### YOUR OBJECTIVE
All lines holding the word "JSON" are to be copied from the records beneath.

· · · ·

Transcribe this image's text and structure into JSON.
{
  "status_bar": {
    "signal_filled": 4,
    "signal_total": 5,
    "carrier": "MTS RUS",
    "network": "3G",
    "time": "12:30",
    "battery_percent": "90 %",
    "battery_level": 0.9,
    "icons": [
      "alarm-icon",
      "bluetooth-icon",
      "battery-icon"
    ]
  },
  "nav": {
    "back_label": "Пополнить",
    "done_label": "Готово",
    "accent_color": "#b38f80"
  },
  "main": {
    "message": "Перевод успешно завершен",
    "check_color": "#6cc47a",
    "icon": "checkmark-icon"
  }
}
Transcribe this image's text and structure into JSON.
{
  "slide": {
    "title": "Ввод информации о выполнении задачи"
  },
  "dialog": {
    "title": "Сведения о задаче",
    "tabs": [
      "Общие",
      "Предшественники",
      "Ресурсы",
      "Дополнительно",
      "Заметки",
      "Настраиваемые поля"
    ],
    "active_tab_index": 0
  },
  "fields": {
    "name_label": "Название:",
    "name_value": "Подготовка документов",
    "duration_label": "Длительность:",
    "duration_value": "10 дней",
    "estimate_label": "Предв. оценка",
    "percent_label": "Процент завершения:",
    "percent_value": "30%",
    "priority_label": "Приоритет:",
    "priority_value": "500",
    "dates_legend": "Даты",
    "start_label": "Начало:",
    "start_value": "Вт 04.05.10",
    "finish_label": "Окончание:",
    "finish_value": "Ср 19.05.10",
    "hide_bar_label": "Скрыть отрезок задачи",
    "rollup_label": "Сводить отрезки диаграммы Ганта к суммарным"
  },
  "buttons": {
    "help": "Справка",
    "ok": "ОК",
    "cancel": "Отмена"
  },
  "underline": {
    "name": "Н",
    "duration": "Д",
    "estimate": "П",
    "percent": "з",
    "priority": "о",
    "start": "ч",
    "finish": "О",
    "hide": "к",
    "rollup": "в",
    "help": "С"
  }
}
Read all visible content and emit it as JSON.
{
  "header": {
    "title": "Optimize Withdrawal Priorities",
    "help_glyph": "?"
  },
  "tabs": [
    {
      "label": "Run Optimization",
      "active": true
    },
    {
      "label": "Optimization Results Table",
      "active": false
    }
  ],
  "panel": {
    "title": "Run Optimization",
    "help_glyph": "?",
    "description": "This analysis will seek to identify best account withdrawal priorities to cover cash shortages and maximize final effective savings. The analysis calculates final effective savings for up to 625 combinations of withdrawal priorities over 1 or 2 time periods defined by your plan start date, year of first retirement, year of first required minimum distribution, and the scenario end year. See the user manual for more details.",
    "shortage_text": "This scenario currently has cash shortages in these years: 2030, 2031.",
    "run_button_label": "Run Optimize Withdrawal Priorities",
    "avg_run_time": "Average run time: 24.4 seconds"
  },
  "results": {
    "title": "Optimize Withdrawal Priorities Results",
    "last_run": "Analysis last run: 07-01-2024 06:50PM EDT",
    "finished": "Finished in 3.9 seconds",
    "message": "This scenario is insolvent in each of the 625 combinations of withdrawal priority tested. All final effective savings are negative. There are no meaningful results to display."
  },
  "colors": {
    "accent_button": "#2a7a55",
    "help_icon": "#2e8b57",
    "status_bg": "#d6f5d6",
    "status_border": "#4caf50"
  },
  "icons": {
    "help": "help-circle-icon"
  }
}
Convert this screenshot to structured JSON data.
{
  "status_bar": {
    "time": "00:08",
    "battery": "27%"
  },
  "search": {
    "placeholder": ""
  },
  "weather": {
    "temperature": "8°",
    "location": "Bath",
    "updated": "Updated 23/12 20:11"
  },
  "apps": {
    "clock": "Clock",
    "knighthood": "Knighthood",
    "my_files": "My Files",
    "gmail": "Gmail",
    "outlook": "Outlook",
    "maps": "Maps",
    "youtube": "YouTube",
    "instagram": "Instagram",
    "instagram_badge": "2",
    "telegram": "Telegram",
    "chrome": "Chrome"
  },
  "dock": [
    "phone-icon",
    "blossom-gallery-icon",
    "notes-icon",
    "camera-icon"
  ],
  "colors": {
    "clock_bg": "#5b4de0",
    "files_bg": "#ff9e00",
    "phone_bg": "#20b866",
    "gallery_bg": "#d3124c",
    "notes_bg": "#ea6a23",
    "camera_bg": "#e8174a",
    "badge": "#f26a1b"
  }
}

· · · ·

### TASK SOLUTION
Transcribe this image's text and structure into JSON.
Transcribe this image's text and structure into JSON.
Read all visible content and emit it as JSON.
Convert this screenshot to structured JSON data.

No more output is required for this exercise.